(Excerpts from an interface dataset)

________________

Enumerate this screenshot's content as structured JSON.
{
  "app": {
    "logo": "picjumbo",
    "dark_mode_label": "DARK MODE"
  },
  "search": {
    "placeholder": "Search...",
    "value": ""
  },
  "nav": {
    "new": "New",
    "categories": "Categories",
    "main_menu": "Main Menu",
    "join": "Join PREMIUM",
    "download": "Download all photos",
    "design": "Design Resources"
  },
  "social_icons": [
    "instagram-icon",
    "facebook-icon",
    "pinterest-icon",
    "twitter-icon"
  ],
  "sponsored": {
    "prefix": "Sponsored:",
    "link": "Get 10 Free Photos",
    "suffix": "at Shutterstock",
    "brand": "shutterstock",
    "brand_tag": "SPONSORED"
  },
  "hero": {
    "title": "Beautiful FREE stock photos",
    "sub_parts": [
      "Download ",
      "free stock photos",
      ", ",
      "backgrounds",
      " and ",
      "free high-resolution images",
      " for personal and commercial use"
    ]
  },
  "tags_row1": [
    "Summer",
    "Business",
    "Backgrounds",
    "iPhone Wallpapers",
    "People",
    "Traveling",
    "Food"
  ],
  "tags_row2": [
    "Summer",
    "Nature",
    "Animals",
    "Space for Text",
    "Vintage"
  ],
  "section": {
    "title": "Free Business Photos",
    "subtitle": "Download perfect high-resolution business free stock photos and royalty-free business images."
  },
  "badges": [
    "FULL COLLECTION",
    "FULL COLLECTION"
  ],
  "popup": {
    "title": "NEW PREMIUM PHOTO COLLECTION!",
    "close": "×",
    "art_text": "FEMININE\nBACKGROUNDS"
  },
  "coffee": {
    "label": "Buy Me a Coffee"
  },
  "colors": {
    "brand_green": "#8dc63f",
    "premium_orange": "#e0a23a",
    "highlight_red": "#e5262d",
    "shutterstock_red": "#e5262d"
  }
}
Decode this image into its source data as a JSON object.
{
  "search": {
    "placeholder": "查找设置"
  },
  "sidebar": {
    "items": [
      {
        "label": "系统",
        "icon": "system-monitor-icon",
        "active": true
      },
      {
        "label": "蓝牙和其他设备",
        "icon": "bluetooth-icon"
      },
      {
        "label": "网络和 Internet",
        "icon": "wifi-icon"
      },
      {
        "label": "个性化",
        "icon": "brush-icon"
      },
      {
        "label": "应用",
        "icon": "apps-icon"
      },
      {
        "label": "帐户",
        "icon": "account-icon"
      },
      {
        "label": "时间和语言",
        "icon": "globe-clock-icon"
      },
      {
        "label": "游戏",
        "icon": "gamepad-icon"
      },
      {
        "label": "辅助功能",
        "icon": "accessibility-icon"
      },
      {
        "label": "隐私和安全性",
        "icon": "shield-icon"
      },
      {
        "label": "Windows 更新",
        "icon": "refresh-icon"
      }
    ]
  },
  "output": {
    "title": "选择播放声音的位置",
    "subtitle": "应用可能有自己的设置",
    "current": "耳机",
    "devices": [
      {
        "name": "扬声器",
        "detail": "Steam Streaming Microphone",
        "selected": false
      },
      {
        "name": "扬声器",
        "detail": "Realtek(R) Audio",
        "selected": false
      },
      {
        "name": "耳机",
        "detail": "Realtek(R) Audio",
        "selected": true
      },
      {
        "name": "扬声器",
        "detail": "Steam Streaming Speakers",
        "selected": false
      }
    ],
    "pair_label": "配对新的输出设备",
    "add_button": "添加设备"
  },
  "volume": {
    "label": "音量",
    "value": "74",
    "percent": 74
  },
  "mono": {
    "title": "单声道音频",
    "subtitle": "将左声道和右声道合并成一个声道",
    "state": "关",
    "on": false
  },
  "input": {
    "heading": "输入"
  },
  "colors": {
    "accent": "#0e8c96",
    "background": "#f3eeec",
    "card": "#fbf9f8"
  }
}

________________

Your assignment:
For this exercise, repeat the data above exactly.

Solution below:
Enumerate this screenshot's content as structured JSON.
{
  "app": {
    "logo": "picjumbo",
    "dark_mode_label": "DARK MODE"
  },
  "search": {
    "placeholder": "Search...",
    "value": ""
  },
  "nav": {
    "new": "New",
    "categories": "Categories",
    "main_menu": "Main Menu",
    "join": "Join PREMIUM",
    "download": "Download all photos",
    "design": "Design Resources"
  },
  "social_icons": [
    "instagram-icon",
    "facebook-icon",
    "pinterest-icon",
    "twitter-icon"
  ],
  "sponsored": {
    "prefix": "Sponsored:",
    "link": "Get 10 Free Photos",
    "suffix": "at Shutterstock",
    "brand": "shutterstock",
    "brand_tag": "SPONSORED"
  },
  "hero": {
    "title": "Beautiful FREE stock photos",
    "sub_parts": [
      "Download ",
      "free stock photos",
      ", ",
      "backgrounds",
      " and ",
      "free high-resolution images",
      " for personal and commercial use"
    ]
  },
  "tags_row1": [
    "Summer",
    "Business",
    "Backgrounds",
    "iPhone Wallpapers",
    "People",
    "Traveling",
    "Food"
  ],
  "tags_row2": [
    "Summer",
    "Nature",
    "Animals",
    "Space for Text",
    "Vintage"
  ],
  "section": {
    "title": "Free Business Photos",
    "subtitle": "Download perfect high-resolution business free stock photos and royalty-free business images."
  },
  "badges": [
    "FULL COLLECTION",
    "FULL COLLECTION"
  ],
  "popup": {
    "title": "NEW PREMIUM PHOTO COLLECTION!",
    "close": "×",
    "art_text": "FEMININE\nBACKGROUNDS"
  },
  "coffee": {
    "label": "Buy Me a Coffee"
  },
  "colors": {
    "brand_green": "#8dc63f",
    "premium_orange": "#e0a23a",
    "highlight_red": "#e5262d",
    "shutterstock_red": "#e5262d"
  }
}
Decode this image into its source data as a JSON object.
{
  "search": {
    "placeholder": "查找设置"
  },
  "sidebar": {
    "items": [
      {
        "label": "系统",
        "icon": "system-monitor-icon",
        "active": true
      },
      {
        "label": "蓝牙和其他设备",
        "icon": "bluetooth-icon"
      },
      {
        "label": "网络和 Internet",
        "icon": "wifi-icon"
      },
      {
        "label": "个性化",
        "icon": "brush-icon"
      },
      {
        "label": "应用",
        "icon": "apps-icon"
      },
      {
        "label": "帐户",
        "icon": "account-icon"
      },
      {
        "label": "时间和语言",
        "icon": "globe-clock-icon"
      },
      {
        "label": "游戏",
        "icon": "gamepad-icon"
      },
      {
        "label": "辅助功能",
        "icon": "accessibility-icon"
      },
      {
        "label": "隐私和安全性",
        "icon": "shield-icon"
      },
      {
        "label": "Windows 更新",
        "icon": "refresh-icon"
      }
    ]
  },
  "output": {
    "title": "选择播放声音的位置",
    "subtitle": "应用可能有自己的设置",
    "current": "耳机",
    "devices": [
      {
        "name": "扬声器",
        "detail": "Steam Streaming Microphone",
        "selected": false
      },
      {
        "name": "扬声器",
        "detail": "Realtek(R) Audio",
        "selected": false
      },
      {
        "name": "耳机",
        "detail": "Realtek(R) Audio",
        "selected": true
      },
      {
        "name": "扬声器",
        "detail": "Steam Streaming Speakers",
        "selected": false
      }
    ],
    "pair_label": "配对新的输出设备",
    "add_button": "添加设备"
  },
  "volume": {
    "label": "音量",
    "value": "74",
    "percent": 74
  },
  "mono": {
    "title": "单声道音频",
    "subtitle": "将左声道和右声道合并成一个声道",
    "state": "关",
    "on": false
  },
  "input": {
    "heading": "输入"
  },
  "colors": {
    "accent": "#0e8c96",
    "background": "#f3eeec",
    "card": "#fbf9f8"
  }
}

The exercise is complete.